(Data about app and page elements)
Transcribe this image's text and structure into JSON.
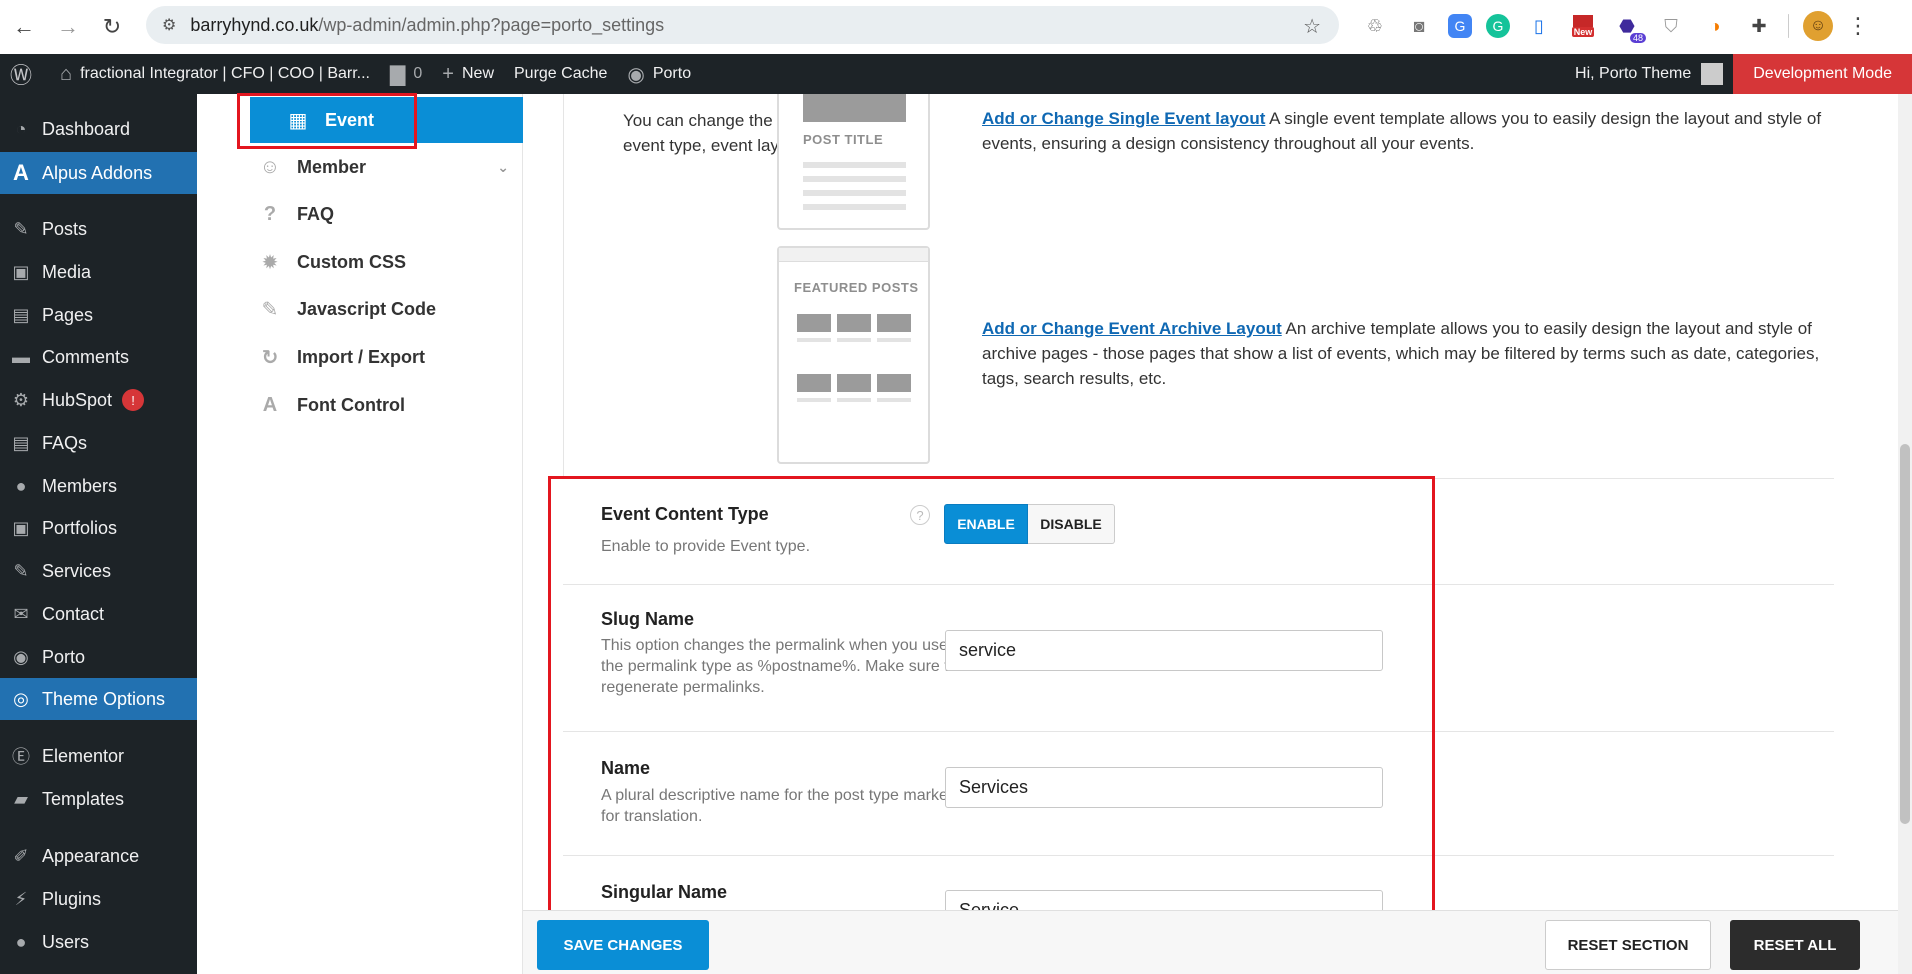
{
  "browser": {
    "url_host": "barryhynd.co.uk",
    "url_path": "/wp-admin/admin.php?page=porto_settings",
    "extensions": [
      "recycle-icon",
      "camera-icon",
      "translate-icon",
      "grammarly-icon",
      "clipboard-icon",
      "new-badge-icon",
      "notification-48-icon",
      "shield-icon",
      "colorful-icon",
      "puzzle-icon"
    ],
    "ext_new_label": "New",
    "ext_count_label": "48"
  },
  "adminbar": {
    "site_name": "fractional Integrator | CFO | COO | Barr...",
    "comments_count": "0",
    "new_label": "New",
    "purge_label": "Purge Cache",
    "porto_label": "Porto",
    "howdy": "Hi, Porto Theme",
    "dev_mode": "Development Mode"
  },
  "wpmenu": {
    "items": [
      {
        "label": "Dashboard",
        "icon": "dashboard-icon"
      },
      {
        "label": "Alpus Addons",
        "icon": "alpus-icon"
      },
      {
        "label": "Posts",
        "icon": "pin-icon"
      },
      {
        "label": "Media",
        "icon": "media-icon"
      },
      {
        "label": "Pages",
        "icon": "pages-icon"
      },
      {
        "label": "Comments",
        "icon": "comments-icon"
      },
      {
        "label": "HubSpot",
        "icon": "hubspot-icon",
        "badge": "!"
      },
      {
        "label": "FAQs",
        "icon": "faq-icon"
      },
      {
        "label": "Members",
        "icon": "members-icon"
      },
      {
        "label": "Portfolios",
        "icon": "portfolio-icon"
      },
      {
        "label": "Services",
        "icon": "pin-icon"
      },
      {
        "label": "Contact",
        "icon": "mail-icon"
      },
      {
        "label": "Porto",
        "icon": "porto-icon"
      },
      {
        "label": "Theme Options",
        "icon": "theme-options-icon"
      },
      {
        "label": "Elementor",
        "icon": "elementor-icon"
      },
      {
        "label": "Templates",
        "icon": "folder-icon"
      },
      {
        "label": "Appearance",
        "icon": "brush-icon"
      },
      {
        "label": "Plugins",
        "icon": "plugin-icon"
      },
      {
        "label": "Users",
        "icon": "user-icon"
      }
    ]
  },
  "optnav": {
    "items": [
      {
        "label": "Event",
        "icon": "calendar-icon"
      },
      {
        "label": "Member",
        "icon": "member-icon"
      },
      {
        "label": "FAQ",
        "icon": "question-icon"
      },
      {
        "label": "Custom CSS",
        "icon": "gear-icon"
      },
      {
        "label": "Javascript Code",
        "icon": "edit-icon"
      },
      {
        "label": "Import / Export",
        "icon": "refresh-icon"
      },
      {
        "label": "Font Control",
        "icon": "font-icon"
      }
    ]
  },
  "content": {
    "intro_desc": "You can change the event type, event layout.",
    "thumb_single_caption": "POST TITLE",
    "thumb_archive_caption": "FEATURED POSTS",
    "single_link": "Add or Change Single Event layout",
    "single_text": " A single event template allows you to easily design the layout and style of events, ensuring a design consistency throughout all your events.",
    "archive_link": "Add or Change Event Archive Layout",
    "archive_text": " An archive template allows you to easily design the layout and style of archive pages - those pages that show a list of events, which may be filtered by terms such as date, categories, tags, search results, etc."
  },
  "fields": {
    "content_type": {
      "title": "Event Content Type",
      "desc": "Enable to provide Event type.",
      "help": "?",
      "enable": "ENABLE",
      "disable": "DISABLE"
    },
    "slug": {
      "title": "Slug Name",
      "desc": "This option changes the permalink when you use the permalink type as %postname%. Make sure to regenerate permalinks.",
      "value": "service"
    },
    "name": {
      "title": "Name",
      "desc": "A plural descriptive name for the post type marked for translation.",
      "value": "Services"
    },
    "singular": {
      "title": "Singular Name",
      "value": "Service"
    }
  },
  "footer": {
    "save": "SAVE CHANGES",
    "reset_section": "RESET SECTION",
    "reset_all": "RESET ALL"
  },
  "colors": {
    "accent": "#0a8ed6",
    "wp_dark": "#1d2327",
    "highlight_red": "#e3161f",
    "dev_mode_red": "#d63638"
  }
}
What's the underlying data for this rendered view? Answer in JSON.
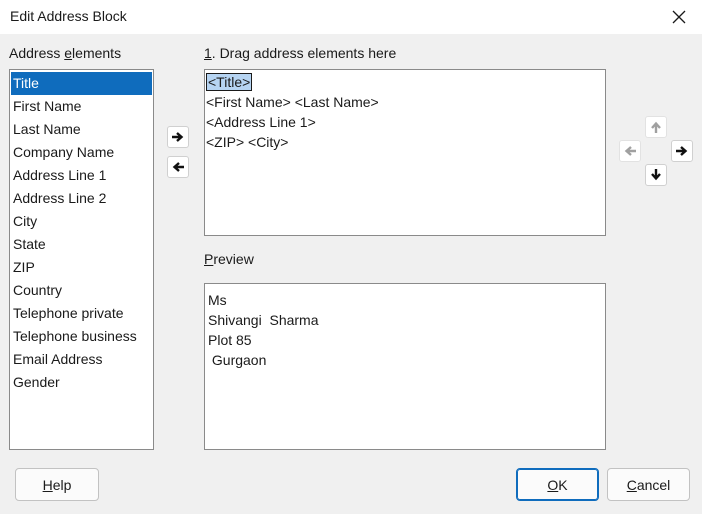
{
  "window": {
    "title": "Edit Address Block",
    "close_icon": "close-icon"
  },
  "address_elements": {
    "label_underlined_prefix": "Address ",
    "label_accel": "e",
    "label_rest": "lements",
    "items": [
      {
        "label": "Title",
        "selected": true
      },
      {
        "label": "First Name"
      },
      {
        "label": "Last Name"
      },
      {
        "label": "Company Name"
      },
      {
        "label": "Address Line 1"
      },
      {
        "label": "Address Line 2"
      },
      {
        "label": "City"
      },
      {
        "label": "State"
      },
      {
        "label": "ZIP"
      },
      {
        "label": "Country"
      },
      {
        "label": "Telephone private"
      },
      {
        "label": "Telephone business"
      },
      {
        "label": "Email Address"
      },
      {
        "label": "Gender"
      }
    ]
  },
  "drag_area": {
    "label_accel": "1",
    "label_rest": ". Drag address elements here",
    "line1_selected": "<Title>",
    "line2": "<First Name> <Last Name>",
    "line3": "<Address Line 1>",
    "line4": "<ZIP> <City>"
  },
  "preview": {
    "label_accel": "P",
    "label_rest": "review",
    "lines": [
      "Ms",
      "Shivangi  Sharma",
      "Plot 85",
      " Gurgaon"
    ]
  },
  "buttons": {
    "help_accel": "H",
    "help_rest": "elp",
    "ok_accel": "O",
    "ok_rest": "K",
    "cancel_accel": "C",
    "cancel_rest": "ancel"
  },
  "colors": {
    "selection": "#0f6cbd",
    "token_highlight": "#b6d4f2",
    "disabled_arrow": "#a0a0a0"
  }
}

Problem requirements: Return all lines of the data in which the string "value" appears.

The completed task:
      "value": "service"
      "value": "Services"
      "value": "Service"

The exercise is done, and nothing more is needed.